Every parent of a child with special needs has thought of—and worried—about the idea of who will take care of their child when they cannot. This is an overwhelming thought that crosses many, if not all, parents’ minds. Planning for the future is something a parent of a child with special needs learns as second nature. This is something my own parents were very good at since having my sister Amelia.
Amelia is currently 19 years old and is diagnosed with cerebral palsy due to medical malpractice at birth. Amelia is fully dependent on the care of others and is unable to walk, talk, feed herself, or perform any daily tasks for herself.
From a very early age, I knew I would be Amelia’s caretaker if something were to happen to my parents. Being the older sister, I proudly took on that role. I was very involved in Amelia’s therapies, doctor’s appointments, and even her schooling. At a very young age, I knew what to do when and if my sister had a seizure or if she was choking on food due to her poor swallow. I understood what a VP shunt was and what it did. I knew the differences between occupational therapy and physical therapy. I was truly an involved sibling in my younger sibling’s life.
Some may disagree with the amount of involvement I had in Amelia’s life; however, I believe it has allowed me to willingly and easily accept the role as her guardian. Last year I was granted co-guardianship alongside my parents as Amelia’s guardian. This is a role I took on at 24 years old.

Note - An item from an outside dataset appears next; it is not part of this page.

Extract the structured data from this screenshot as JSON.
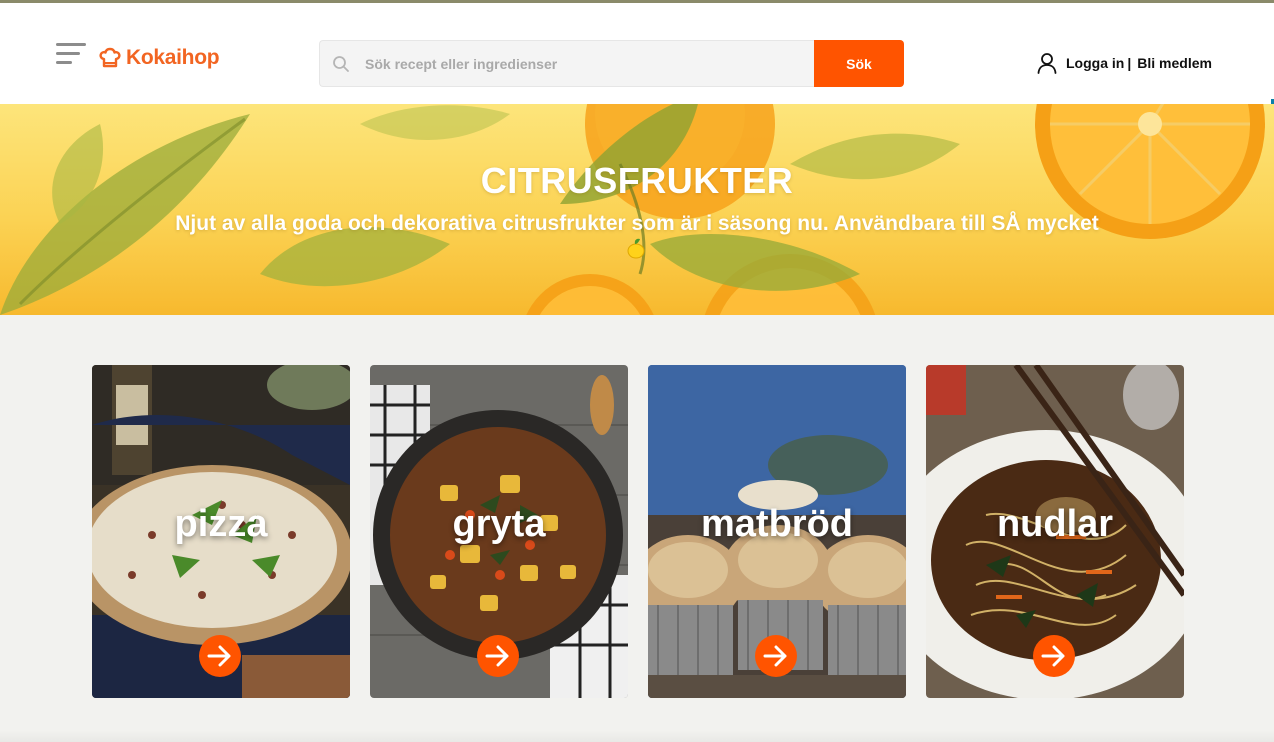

On that day, I became responsible for another life. I also relieved my parents’ anxiety over who would take care of Amelia when they no longer could. Although taking care of someone with special needs can be challenging and sometimes terrifying, it is a role I knew I wanted to take on from a young age.
I would encourage families of multiple children who have a child with special needs to follow in my parents’ footsteps. Allow your children to be as involved in their siblings’ life as they desire to be. Start discussions young and have them often. Allow for your children to understand the complexities of their sibling and answer the many questions they may have.
My involvement in Amelia’s life and caretaking during childhood prepared me to have an easy transition to become her co-guardian. I am honored my parents trust me to continue to take care of Amelia when they no longer can, and believe I will continue to take care of her in the careful way they have.